Harriet is a bright and determined 5-year-old girl, who loves playing with water, foam and cards. She attends the Centre regularly for Conductive Education and Physiotherapy, working hard and keeping Will and Andrea on their toes.
Hear about Harriet’s journey and progress from mum, Kathleen…
It was such a random positive coincidence that my husband Lloyd and I found CPotential. Back in 2018, while Harriet was in the playground at Primrose Hill, a mother called Miriam asked Lloyd if Harriet had Hypotonia, and during this time, we were in the middle of determining what was causing Harriet’s delay – she has been in therapy since she was 11 months old with the NHS and has also tried private treatments. However, we knew we wanted more. Lloyd responded “yes” and Miriam told us about this beautiful centre near Muswell Hill, which greatly impacted her son’s physical development.
We contacted CPotential and have been coming ever since.
After an assessment at the Centre, Harriet first started with Conductive Education sessions. It was hard at first for the Conductors and Harriet, but satisfying to see her progress. Harriet now also has physiotherapy and is working super hard to reach even more goals.
Our first impression was this is such an excellent centre for children with needs, and we hoped that more services were offered. We have done therapy camp, physiotherapy, and conductive education, and I believe there will be SLT soon!”
Harriet was a planned C-section baby, and the pregnancy was healthy. At age three, she was diagnosed with a rare genetic condition with a mutation in her GNAO1. G Protein Subunit Alpha O is a protein-coding gene. The GNAO1 neurodevelopmental disorder was diagnosed through genetic testing. Like many others, Harriet began abnormal movements and developmental delays. Some scientists suggest that GNAO1 could become one of the more common rare diseases worldwide as the cost for diagnostic tests is reduced and more patients are tested. In fact, the first GNAO1 patients were only identified in 2013. There is no known treatment or cure for GNAO1.
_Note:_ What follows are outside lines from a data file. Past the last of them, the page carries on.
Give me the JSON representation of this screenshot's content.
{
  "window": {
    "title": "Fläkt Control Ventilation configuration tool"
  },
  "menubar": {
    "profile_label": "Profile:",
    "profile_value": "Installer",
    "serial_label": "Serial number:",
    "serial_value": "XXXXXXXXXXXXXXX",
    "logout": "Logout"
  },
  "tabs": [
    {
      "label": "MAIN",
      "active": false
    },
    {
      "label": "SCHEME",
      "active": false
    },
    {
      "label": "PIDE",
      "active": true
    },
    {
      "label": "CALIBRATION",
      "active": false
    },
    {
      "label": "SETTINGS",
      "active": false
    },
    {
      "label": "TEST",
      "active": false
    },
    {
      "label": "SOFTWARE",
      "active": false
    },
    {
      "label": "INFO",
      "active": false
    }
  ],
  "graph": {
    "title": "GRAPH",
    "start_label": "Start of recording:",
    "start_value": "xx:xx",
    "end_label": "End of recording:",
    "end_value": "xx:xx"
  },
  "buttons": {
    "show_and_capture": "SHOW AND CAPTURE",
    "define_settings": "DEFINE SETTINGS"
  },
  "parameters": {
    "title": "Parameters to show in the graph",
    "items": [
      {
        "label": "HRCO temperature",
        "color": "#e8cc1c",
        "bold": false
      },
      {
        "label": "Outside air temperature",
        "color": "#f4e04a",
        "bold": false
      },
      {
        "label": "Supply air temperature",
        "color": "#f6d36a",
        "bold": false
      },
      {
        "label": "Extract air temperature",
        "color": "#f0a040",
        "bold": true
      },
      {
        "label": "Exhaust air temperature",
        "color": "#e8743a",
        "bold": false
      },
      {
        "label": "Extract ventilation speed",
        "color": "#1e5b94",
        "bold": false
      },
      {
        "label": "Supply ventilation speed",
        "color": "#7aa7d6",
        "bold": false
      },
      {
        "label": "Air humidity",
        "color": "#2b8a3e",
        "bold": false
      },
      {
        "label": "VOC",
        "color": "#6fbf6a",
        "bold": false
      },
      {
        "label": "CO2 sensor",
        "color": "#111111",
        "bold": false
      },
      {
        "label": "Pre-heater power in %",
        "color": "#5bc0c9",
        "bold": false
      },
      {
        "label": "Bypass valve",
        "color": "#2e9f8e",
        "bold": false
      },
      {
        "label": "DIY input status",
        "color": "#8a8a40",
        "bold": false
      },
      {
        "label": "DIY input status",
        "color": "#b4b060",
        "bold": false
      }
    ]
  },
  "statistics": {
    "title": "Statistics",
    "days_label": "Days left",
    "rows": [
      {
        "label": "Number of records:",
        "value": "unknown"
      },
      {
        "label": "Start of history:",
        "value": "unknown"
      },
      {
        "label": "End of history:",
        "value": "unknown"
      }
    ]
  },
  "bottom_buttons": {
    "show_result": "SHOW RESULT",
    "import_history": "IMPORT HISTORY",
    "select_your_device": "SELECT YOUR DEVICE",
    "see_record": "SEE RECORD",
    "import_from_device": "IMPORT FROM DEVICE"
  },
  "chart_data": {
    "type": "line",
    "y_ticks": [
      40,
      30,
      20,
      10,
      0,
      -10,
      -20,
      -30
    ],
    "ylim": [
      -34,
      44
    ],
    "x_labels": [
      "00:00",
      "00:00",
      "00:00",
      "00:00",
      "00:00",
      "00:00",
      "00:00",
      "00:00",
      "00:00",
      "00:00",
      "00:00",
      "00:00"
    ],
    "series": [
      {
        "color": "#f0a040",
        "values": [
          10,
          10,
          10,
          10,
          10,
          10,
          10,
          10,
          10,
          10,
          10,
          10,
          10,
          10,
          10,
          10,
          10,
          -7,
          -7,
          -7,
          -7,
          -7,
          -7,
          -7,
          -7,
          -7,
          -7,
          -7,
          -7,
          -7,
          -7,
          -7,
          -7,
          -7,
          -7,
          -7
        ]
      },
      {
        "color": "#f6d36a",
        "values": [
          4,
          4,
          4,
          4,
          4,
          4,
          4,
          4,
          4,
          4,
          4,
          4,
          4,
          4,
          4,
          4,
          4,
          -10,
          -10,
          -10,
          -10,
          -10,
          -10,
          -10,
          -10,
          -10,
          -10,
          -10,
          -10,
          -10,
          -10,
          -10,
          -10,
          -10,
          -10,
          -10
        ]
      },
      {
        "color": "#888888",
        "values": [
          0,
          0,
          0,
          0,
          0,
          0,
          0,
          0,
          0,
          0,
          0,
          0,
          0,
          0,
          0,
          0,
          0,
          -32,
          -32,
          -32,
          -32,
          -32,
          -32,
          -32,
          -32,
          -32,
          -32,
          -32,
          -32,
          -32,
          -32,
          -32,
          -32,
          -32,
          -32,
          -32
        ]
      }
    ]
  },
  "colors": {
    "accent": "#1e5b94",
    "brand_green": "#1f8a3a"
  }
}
Attempts to manage Harriet’s symptoms involve numerous therapies. Most GNAO1 patients are non-verbal and wheelchair dependent. Some patients have intellectual disabilities, but many possess higher cognitive function than may be initially appreciated. In Harriet’s case, we are fortunate that she is showing some independence in learning how to walk with the help of several intensive therapies, including physio (CME) therapy, SLT (Prompt) therapy and, occupational therapy and conductive education. She was also diagnosed with ASD at three and a half years old.
Harriet has been doing conductive education since 2018 and physiotherapy since 2021. We have also attended various therapy camps and intensive blocks at the centre. We have seen significant progress with Harriet’s confidence – being able to go upstairs with support and going in a tunnel. She continues to amaze us on a year-to-year basis.
One of the factors that make any therapy successful is the patience that the therapist has. We always say that Harriet works better with a therapist at CPotential as they have absolute patience with the children. We have seen her confidence grow as time goes by, and she has become much more confident on her feet, and we are currently working on her tip-toe walking, which our therapists, both Will and Andrea, have been helping.
Since coming to CPotential, often Harriet will mimic the activities she has learnt at therapy; the more mobile she becomes and has a better understanding of her surrounding, the easier it would be for the whole family. We know significant improvements or differences will take time, but we are super grateful for how much progress she has achieved.
Finding the right therapy centre that works with your family is one of the most important things when raising a child with additional needs. We are so glad that we found CPotential!”